​Effective consumer representation is at the heart of what we do – and we held a panel event to examine precisely that: The Consumer Conundrum: Ensuring Effective Representation in Financial Services took a close look at industry work in this area.

Chaired by Andrew Whyte, Director of Communications at the FCA, the panel also included Chris Pond, Independent Non-Executive of the Current Account Switch Service (CASS), Anna Bradley, NPSO Independent Director and Chair of the NPSO End User Council, and Faith Reynolds, Consumer Representative on the Open Banking Implementation Entity.

Carol Brennan from Queen Margaret University, who authored the Bacs sponsored research Consumer Representation in Financial Services: Report into Consumer Representation in the Payments Sector, opened the event by sharing a summary of the outcomes of the research. The piece was designed to identify ways in which the quality of consumer representation can be improved in the industry and to ensure that good consumer outcomes remain at the centre of decision making. 

There was a lively discussion around the challenges of ensuring the consumer voice is heard within the industry, and also the difficulties of being able to evidence real change as a result.

The panellists also brought out the importance of a need for clear purpose for the consumer representative, as well as the need for representation to be part of the culture of the business. Overall, the view was that in order to be successful the consumer view must be worked into the business model, something we, at Bacs, are already committed to. 

Looking specifically at payments, it was recognised we need to work to get consumers engaged with the ‘plumbing’ and not just the end product.
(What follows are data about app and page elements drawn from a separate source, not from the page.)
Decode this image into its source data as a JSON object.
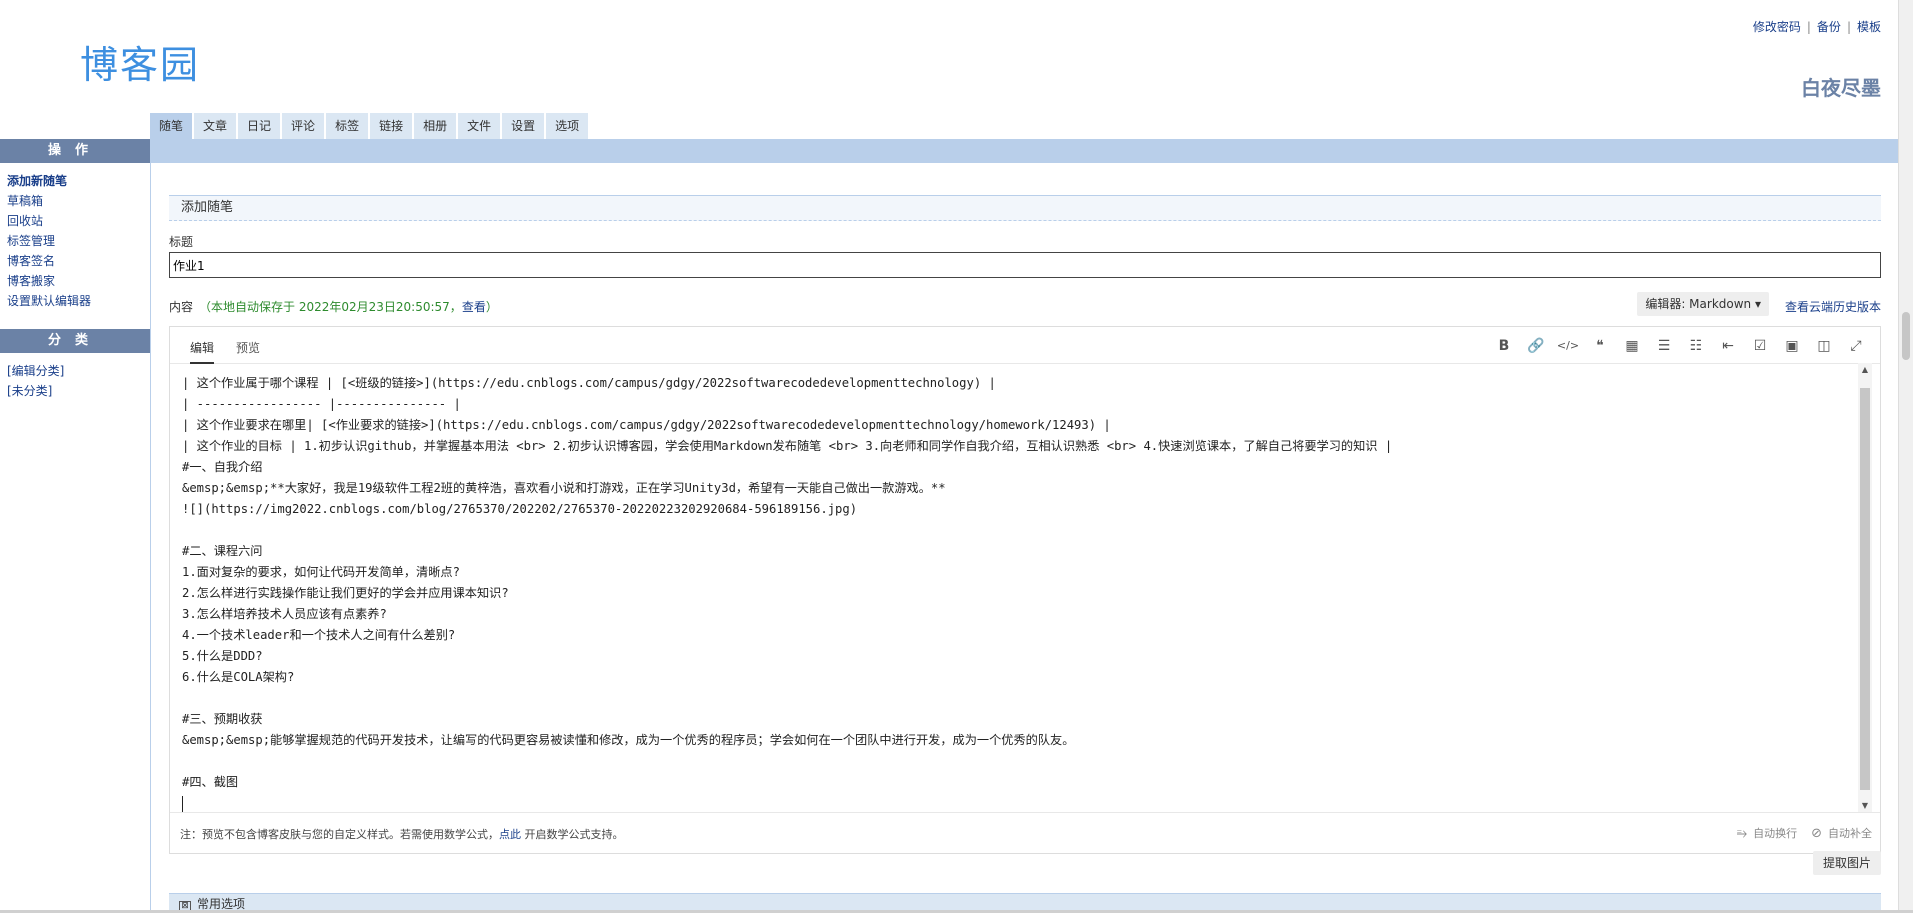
{
  "header": {
    "logo": "博客园",
    "links": [
      "修改密码",
      "备份",
      "模板"
    ],
    "user_name": "白夜尽墨"
  },
  "tabs": [
    {
      "label": "随笔",
      "active": true
    },
    {
      "label": "文章"
    },
    {
      "label": "日记"
    },
    {
      "label": "评论"
    },
    {
      "label": "标签"
    },
    {
      "label": "链接"
    },
    {
      "label": "相册"
    },
    {
      "label": "文件"
    },
    {
      "label": "设置"
    },
    {
      "label": "选项"
    }
  ],
  "sidebar": {
    "ops_title": "操作",
    "ops_items": [
      "添加新随笔",
      "草稿箱",
      "回收站",
      "标签管理",
      "博客签名",
      "博客搬家",
      "设置默认编辑器"
    ],
    "cat_title": "分类",
    "cat_items": [
      "[编辑分类]",
      "[未分类]"
    ]
  },
  "main": {
    "section_title": "添加随笔",
    "title_label": "标题",
    "title_value": "作业1",
    "content_label": "内容",
    "autosave_text": "（本地自动保存于 2022年02月23日20:50:57，",
    "autosave_link": "查看",
    "autosave_end": "）",
    "editor_select": "编辑器: Markdown ▾",
    "history_link": "查看云端历史版本",
    "editor_tabs": [
      "编辑",
      "预览"
    ],
    "toolbar_icons": [
      "B",
      "🔗",
      "</>",
      "❝",
      "▦",
      "☰",
      "☷",
      "⇤",
      "☑",
      "▣",
      "◫",
      "⤢"
    ],
    "code_lines": [
      "| 这个作业属于哪个课程 | [<班级的链接>](https://edu.cnblogs.com/campus/gdgy/2022softwarecodedevelopmenttechnology) |",
      "| ----------------- |--------------- |",
      "| 这个作业要求在哪里| [<作业要求的链接>](https://edu.cnblogs.com/campus/gdgy/2022softwarecodedevelopmenttechnology/homework/12493) |",
      "| 这个作业的目标 | 1.初步认识github，并掌握基本用法 <br> 2.初步认识博客园，学会使用Markdown发布随笔 <br> 3.向老师和同学作自我介绍，互相认识熟悉 <br> 4.快速浏览课本，了解自己将要学习的知识 |",
      "#一、自我介绍",
      "&emsp;&emsp;**大家好，我是19级软件工程2班的黄梓浩，喜欢看小说和打游戏，正在学习Unity3d，希望有一天能自己做出一款游戏。**",
      "![](https://img2022.cnblogs.com/blog/2765370/202202/2765370-20220223202920684-596189156.jpg)",
      "",
      "#二、课程六问",
      "1.面对复杂的要求，如何让代码开发简单，清晰点?",
      "2.怎么样进行实践操作能让我们更好的学会并应用课本知识?",
      "3.怎么样培养技术人员应该有点素养?",
      "4.一个技术leader和一个技术人之间有什么差别?",
      "5.什么是DDD?",
      "6.什么是COLA架构?",
      "",
      "#三、预期收获",
      "&emsp;&emsp;能够掌握规范的代码开发技术，让编写的代码更容易被读懂和修改，成为一个优秀的程序员；学会如何在一个团队中进行开发，成为一个优秀的队友。",
      "",
      "#四、截图",
      ""
    ],
    "note_prefix": "注：预览不包含博客皮肤与您的自定义样式。若需使用数学公式，",
    "note_link": "点此",
    "note_suffix": " 开启数学公式支持。",
    "footer_right": [
      "自动换行",
      "自动补全"
    ],
    "fetch_button": "提取图片",
    "common_options": "常用选项"
  }
}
Consumers are not just one group, and we need to tailor engagement strategies and work closely with third parties who really understand the different needs - consumers are complicated and do like familiarity and hassle free products, so you need to find the right balance with regards to change and innovation.

Inevitably, the talk turned to regulation, and the panel recognised that regulators are an important catalyst for change, they provide important advice and direction but cannot deliver change. 

It is the industry which has the ability to deliver the regulators’ vision, and we need to work together, closely with regulators, to deliver a truly innovative architecture and new products that will meet the needs of consumers for years to come.